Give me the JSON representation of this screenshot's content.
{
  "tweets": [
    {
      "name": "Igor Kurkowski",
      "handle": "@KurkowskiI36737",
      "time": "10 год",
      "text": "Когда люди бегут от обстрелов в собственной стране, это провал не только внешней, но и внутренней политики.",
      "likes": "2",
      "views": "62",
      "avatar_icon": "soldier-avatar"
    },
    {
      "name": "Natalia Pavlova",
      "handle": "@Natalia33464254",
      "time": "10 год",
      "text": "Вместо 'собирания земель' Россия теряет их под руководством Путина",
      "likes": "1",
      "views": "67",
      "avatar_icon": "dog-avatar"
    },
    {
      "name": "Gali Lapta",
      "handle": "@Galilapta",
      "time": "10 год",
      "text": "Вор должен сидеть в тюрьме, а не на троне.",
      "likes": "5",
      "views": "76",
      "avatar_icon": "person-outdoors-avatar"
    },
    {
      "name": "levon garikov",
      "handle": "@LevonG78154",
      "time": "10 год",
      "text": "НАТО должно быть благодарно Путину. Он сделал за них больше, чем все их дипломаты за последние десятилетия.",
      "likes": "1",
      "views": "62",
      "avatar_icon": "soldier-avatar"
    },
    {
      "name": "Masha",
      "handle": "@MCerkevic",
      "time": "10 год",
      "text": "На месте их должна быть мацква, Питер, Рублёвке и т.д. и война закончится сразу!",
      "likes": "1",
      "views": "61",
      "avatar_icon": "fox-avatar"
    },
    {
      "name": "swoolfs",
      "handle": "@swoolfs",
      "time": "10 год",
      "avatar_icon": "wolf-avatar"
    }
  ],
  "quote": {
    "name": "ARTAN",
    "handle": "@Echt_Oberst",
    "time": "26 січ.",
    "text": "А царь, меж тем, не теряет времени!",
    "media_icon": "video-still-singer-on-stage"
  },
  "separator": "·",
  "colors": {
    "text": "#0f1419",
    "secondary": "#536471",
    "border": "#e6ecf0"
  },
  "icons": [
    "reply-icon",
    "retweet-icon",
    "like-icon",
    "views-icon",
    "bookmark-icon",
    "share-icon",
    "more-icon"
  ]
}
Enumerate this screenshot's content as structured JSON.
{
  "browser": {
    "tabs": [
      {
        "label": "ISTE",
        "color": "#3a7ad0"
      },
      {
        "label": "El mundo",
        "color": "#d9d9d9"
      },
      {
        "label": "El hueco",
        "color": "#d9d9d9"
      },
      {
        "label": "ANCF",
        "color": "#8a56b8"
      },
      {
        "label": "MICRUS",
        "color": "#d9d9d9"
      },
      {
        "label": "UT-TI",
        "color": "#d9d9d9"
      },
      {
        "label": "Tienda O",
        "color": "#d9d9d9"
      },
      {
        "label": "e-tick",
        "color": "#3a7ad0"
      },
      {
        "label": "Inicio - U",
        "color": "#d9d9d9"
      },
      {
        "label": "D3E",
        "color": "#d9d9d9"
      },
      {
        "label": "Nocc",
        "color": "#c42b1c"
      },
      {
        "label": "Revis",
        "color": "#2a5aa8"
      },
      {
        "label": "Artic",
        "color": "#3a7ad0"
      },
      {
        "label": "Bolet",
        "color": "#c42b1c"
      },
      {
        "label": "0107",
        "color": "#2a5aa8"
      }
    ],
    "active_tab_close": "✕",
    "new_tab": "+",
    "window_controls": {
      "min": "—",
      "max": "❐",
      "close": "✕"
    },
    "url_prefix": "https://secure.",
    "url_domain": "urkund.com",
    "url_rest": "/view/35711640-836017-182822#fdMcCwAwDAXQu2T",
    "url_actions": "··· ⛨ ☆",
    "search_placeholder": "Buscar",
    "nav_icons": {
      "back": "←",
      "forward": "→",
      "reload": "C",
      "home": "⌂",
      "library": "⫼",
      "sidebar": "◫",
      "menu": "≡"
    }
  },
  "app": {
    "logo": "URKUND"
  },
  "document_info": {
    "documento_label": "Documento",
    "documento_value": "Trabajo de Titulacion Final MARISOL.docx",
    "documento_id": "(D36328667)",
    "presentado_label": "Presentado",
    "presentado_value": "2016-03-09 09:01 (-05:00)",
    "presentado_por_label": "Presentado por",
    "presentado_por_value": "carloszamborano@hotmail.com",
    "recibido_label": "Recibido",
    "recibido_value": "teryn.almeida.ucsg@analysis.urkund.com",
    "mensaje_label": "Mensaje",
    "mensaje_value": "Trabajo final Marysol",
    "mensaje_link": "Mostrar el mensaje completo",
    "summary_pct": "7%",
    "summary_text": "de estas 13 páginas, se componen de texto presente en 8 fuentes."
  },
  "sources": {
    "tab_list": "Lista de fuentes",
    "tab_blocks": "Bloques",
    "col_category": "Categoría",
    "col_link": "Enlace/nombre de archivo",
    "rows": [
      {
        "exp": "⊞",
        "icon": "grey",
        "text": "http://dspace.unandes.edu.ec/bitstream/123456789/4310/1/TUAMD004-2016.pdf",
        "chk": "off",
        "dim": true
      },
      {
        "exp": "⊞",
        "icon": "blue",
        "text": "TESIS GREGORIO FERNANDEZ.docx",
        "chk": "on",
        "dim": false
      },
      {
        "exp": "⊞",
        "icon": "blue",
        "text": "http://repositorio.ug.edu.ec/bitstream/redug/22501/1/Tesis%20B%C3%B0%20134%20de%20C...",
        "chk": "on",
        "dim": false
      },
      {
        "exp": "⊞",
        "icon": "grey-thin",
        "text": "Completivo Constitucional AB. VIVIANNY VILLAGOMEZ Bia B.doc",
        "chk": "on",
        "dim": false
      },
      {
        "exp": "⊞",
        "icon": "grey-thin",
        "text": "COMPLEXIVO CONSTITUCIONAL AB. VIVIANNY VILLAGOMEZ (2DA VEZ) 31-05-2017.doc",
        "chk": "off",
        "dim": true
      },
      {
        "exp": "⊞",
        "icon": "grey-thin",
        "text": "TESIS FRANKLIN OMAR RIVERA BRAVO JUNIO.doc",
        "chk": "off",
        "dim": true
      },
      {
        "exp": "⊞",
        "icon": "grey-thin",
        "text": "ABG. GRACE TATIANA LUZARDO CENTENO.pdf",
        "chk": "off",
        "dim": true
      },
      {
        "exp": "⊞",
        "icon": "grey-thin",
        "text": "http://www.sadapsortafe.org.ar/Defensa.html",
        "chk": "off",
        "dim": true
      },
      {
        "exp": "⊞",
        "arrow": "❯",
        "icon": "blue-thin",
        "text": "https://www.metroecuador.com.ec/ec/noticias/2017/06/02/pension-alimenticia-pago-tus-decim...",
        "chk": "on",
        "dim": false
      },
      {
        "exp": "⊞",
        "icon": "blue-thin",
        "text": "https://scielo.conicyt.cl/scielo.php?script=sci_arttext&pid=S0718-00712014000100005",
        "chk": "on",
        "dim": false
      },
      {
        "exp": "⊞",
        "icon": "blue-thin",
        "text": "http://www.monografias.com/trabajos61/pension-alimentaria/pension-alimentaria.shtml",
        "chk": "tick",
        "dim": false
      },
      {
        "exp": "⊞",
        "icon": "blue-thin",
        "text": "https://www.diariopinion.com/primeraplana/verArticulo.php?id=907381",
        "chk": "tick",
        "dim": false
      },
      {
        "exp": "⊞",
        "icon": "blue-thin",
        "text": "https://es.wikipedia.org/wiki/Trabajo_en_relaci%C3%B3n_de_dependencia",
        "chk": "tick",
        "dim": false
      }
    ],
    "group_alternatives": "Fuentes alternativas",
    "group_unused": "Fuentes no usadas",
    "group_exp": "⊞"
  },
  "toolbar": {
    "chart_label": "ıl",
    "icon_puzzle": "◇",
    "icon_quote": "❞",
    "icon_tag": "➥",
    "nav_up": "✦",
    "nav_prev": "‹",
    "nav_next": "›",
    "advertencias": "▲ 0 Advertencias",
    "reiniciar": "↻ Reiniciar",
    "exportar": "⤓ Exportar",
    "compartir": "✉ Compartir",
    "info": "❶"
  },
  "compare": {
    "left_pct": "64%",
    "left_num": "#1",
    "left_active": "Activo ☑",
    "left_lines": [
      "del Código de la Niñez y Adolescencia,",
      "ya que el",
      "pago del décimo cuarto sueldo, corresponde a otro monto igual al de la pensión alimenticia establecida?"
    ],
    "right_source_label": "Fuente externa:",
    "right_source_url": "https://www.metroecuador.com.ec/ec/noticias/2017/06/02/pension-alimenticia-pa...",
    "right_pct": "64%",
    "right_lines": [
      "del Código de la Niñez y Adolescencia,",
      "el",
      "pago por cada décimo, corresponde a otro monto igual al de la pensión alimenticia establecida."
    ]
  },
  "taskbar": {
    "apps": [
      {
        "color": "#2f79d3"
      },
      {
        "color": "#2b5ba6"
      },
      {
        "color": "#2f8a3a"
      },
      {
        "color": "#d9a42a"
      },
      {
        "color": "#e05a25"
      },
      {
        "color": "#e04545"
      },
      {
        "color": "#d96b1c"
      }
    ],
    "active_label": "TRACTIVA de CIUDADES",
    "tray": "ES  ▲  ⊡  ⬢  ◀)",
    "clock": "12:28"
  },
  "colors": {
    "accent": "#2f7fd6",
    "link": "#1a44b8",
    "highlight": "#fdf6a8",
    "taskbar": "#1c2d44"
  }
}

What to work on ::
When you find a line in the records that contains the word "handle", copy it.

Task answer ::
      "handle": "@KurkowskiI36737",
      "handle": "@Natalia33464254",
      "handle": "@Galilapta",
      "handle": "@LevonG78154",
      "handle": "@MCerkevic",
      "handle": "@swoolfs",
    "handle": "@Echt_Oberst",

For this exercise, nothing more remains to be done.